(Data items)
Content starts
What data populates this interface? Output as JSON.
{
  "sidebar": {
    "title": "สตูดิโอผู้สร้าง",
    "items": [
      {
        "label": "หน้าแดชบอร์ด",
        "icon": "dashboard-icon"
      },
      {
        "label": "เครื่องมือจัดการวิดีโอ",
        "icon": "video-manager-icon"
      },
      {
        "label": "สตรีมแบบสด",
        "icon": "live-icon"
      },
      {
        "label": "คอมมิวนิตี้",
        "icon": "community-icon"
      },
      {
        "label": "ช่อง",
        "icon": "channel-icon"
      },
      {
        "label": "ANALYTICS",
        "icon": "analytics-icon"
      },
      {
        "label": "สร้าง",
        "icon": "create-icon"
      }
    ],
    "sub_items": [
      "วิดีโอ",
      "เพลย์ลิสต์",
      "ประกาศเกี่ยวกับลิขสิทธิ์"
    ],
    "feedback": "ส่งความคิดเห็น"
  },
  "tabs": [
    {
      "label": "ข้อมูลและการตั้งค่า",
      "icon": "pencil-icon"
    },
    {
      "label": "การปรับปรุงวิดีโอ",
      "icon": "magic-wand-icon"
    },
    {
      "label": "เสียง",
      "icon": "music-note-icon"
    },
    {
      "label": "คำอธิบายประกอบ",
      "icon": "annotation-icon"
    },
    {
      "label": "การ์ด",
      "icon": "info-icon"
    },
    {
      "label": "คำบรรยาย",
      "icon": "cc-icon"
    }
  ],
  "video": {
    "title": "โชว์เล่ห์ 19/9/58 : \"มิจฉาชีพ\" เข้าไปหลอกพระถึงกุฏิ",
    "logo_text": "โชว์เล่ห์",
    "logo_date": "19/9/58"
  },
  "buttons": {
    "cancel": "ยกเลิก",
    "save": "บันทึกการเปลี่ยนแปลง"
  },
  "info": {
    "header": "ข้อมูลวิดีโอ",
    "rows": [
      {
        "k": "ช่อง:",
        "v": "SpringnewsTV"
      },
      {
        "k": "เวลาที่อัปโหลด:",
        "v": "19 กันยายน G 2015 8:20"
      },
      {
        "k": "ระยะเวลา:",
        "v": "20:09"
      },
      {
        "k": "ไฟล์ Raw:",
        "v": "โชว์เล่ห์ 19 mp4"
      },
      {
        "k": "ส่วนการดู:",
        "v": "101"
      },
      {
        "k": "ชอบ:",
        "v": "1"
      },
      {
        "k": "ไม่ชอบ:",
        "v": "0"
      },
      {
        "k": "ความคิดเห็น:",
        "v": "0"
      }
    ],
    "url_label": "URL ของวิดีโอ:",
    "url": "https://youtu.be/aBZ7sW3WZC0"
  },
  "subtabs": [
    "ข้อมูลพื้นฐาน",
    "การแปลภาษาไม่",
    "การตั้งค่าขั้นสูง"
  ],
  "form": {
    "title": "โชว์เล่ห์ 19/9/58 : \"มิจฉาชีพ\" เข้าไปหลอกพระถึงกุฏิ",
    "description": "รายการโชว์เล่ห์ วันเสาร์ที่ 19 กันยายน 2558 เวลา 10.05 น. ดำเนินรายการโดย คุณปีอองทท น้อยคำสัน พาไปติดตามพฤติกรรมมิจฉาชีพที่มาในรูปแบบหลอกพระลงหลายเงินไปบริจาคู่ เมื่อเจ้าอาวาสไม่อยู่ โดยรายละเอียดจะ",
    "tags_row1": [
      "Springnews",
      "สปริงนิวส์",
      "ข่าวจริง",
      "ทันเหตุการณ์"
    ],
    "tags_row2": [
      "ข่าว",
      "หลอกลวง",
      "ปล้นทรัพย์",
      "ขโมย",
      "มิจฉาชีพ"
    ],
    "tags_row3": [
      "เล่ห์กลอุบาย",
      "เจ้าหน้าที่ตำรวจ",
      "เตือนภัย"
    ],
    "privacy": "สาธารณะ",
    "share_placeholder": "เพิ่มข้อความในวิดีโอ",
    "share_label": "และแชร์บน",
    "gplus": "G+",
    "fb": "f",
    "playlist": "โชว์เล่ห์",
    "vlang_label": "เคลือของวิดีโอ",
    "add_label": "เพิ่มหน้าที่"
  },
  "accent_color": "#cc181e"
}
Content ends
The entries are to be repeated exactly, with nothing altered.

What data populates this interface? Output as JSON.
{
  "sidebar": {
    "title": "สตูดิโอผู้สร้าง",
    "items": [
      {
        "label": "หน้าแดชบอร์ด",
        "icon": "dashboard-icon"
      },
      {
        "label": "เครื่องมือจัดการวิดีโอ",
        "icon": "video-manager-icon"
      },
      {
        "label": "สตรีมแบบสด",
        "icon": "live-icon"
      },
      {
        "label": "คอมมิวนิตี้",
        "icon": "community-icon"
      },
      {
        "label": "ช่อง",
        "icon": "channel-icon"
      },
      {
        "label": "ANALYTICS",
        "icon": "analytics-icon"
      },
      {
        "label": "สร้าง",
        "icon": "create-icon"
      }
    ],
    "sub_items": [
      "วิดีโอ",
      "เพลย์ลิสต์",
      "ประกาศเกี่ยวกับลิขสิทธิ์"
    ],
    "feedback": "ส่งความคิดเห็น"
  },
  "tabs": [
    {
      "label": "ข้อมูลและการตั้งค่า",
      "icon": "pencil-icon"
    },
    {
      "label": "การปรับปรุงวิดีโอ",
      "icon": "magic-wand-icon"
    },
    {
      "label": "เสียง",
      "icon": "music-note-icon"
    },
    {
      "label": "คำอธิบายประกอบ",
      "icon": "annotation-icon"
    },
    {
      "label": "การ์ด",
      "icon": "info-icon"
    },
    {
      "label": "คำบรรยาย",
      "icon": "cc-icon"
    }
  ],
  "video": {
    "title": "โชว์เล่ห์ 19/9/58 : \"มิจฉาชีพ\" เข้าไปหลอกพระถึงกุฏิ",
    "logo_text": "โชว์เล่ห์",
    "logo_date": "19/9/58"
  },
  "buttons": {
    "cancel": "ยกเลิก",
    "save": "บันทึกการเปลี่ยนแปลง"
  },
  "info": {
    "header": "ข้อมูลวิดีโอ",
    "rows": [
      {
        "k": "ช่อง:",
        "v": "SpringnewsTV"
      },
      {
        "k": "เวลาที่อัปโหลด:",
        "v": "19 กันยายน G 2015 8:20"
      },
      {
        "k": "ระยะเวลา:",
        "v": "20:09"
      },
      {
        "k": "ไฟล์ Raw:",
        "v": "โชว์เล่ห์ 19 mp4"
      },
      {
        "k": "ส่วนการดู:",
        "v": "101"
      },
      {
        "k": "ชอบ:",
        "v": "1"
      },
      {
        "k": "ไม่ชอบ:",
        "v": "0"
      },
      {
        "k": "ความคิดเห็น:",
        "v": "0"
      }
    ],
    "url_label": "URL ของวิดีโอ:",
    "url": "https://youtu.be/aBZ7sW3WZC0"
  },
  "subtabs": [
    "ข้อมูลพื้นฐาน",
    "การแปลภาษาไม่",
    "การตั้งค่าขั้นสูง"
  ],
  "form": {
    "title": "โชว์เล่ห์ 19/9/58 : \"มิจฉาชีพ\" เข้าไปหลอกพระถึงกุฏิ",
    "description": "รายการโชว์เล่ห์ วันเสาร์ที่ 19 กันยายน 2558 เวลา 10.05 น. ดำเนินรายการโดย คุณปีอองทท น้อยคำสัน พาไปติดตามพฤติกรรมมิจฉาชีพที่มาในรูปแบบหลอกพระลงหลายเงินไปบริจาคู่ เมื่อเจ้าอาวาสไม่อยู่ โดยรายละเอียดจะ",
    "tags_row1": [
      "Springnews",
      "สปริงนิวส์",
      "ข่าวจริง",
      "ทันเหตุการณ์"
    ],
    "tags_row2": [
      "ข่าว",
      "หลอกลวง",
      "ปล้นทรัพย์",
      "ขโมย",
      "มิจฉาชีพ"
    ],
    "tags_row3": [
      "เล่ห์กลอุบาย",
      "เจ้าหน้าที่ตำรวจ",
      "เตือนภัย"
    ],
    "privacy": "สาธารณะ",
    "share_placeholder": "เพิ่มข้อความในวิดีโอ",
    "share_label": "และแชร์บน",
    "gplus": "G+",
    "fb": "f",
    "playlist": "โชว์เล่ห์",
    "vlang_label": "เคลือของวิดีโอ",
    "add_label": "เพิ่มหน้าที่"
  },
  "accent_color": "#cc181e"
}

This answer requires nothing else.